1204 Venice acquires the island of Euboea (at the time called Negroponte after the name of its main town) as a consequence of the fall of the Byzantine Empire
1470 The Turks seize Negroponte and this gain is confirmed by the peace treaty signed at the end of the first Venetian-Turkish war (1463-79)
1688 Vain attempt by the Venetian commander Francesco Morosini to conquer Negroponte
The fortress of Carà Babà - exterior
In addition to the walls and the castle on the bridge, Negroponte was protected by a fortress built on a hill on the mainland opposite the town. The fortress was greatly strengthened by the Turks and it played a major role in the defeat of the Venetian attempts to seize the town in 1688. During a major assault a strong current pushed the Venetian fleet close to the fortress and the Turkish artillery hit many ships.
The citadel and Turkish merlons
Some parts of the fortress have a Venetian appearance, while some details are typical of Turkish fortresses. A citadel inside the fortress provided a last opportunity for defence.
Towers and a castle near Vasilika
In addition to the fortifications of Negroponte the security of the island was based on a series of watch towers and small castles near the coast. The fortress of Castelrosso (or Caristo) controlled the southern entrance of the Channel of Egripos and that of Oreo the northern one.

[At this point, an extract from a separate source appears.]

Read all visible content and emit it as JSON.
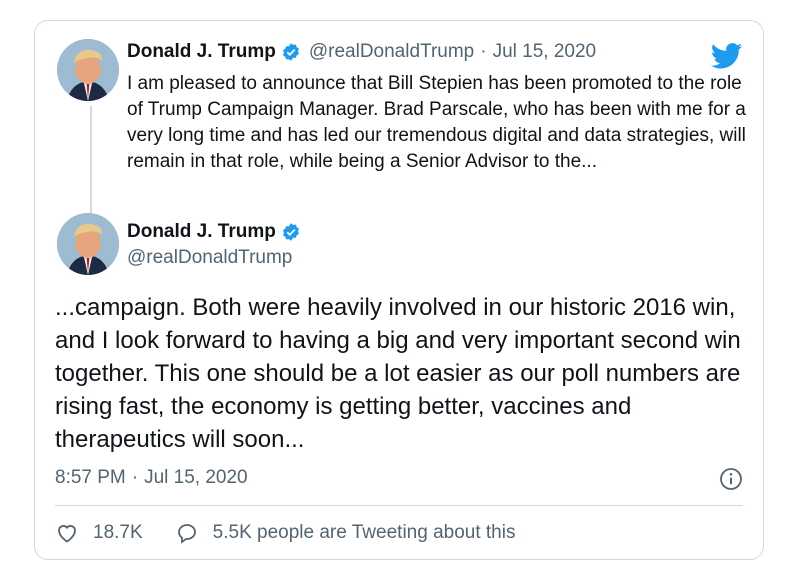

Walking in the ancient quarter of Kastro
Ancient Greece: head of a horse; Roman statue of Antinoo; a Jewish inscription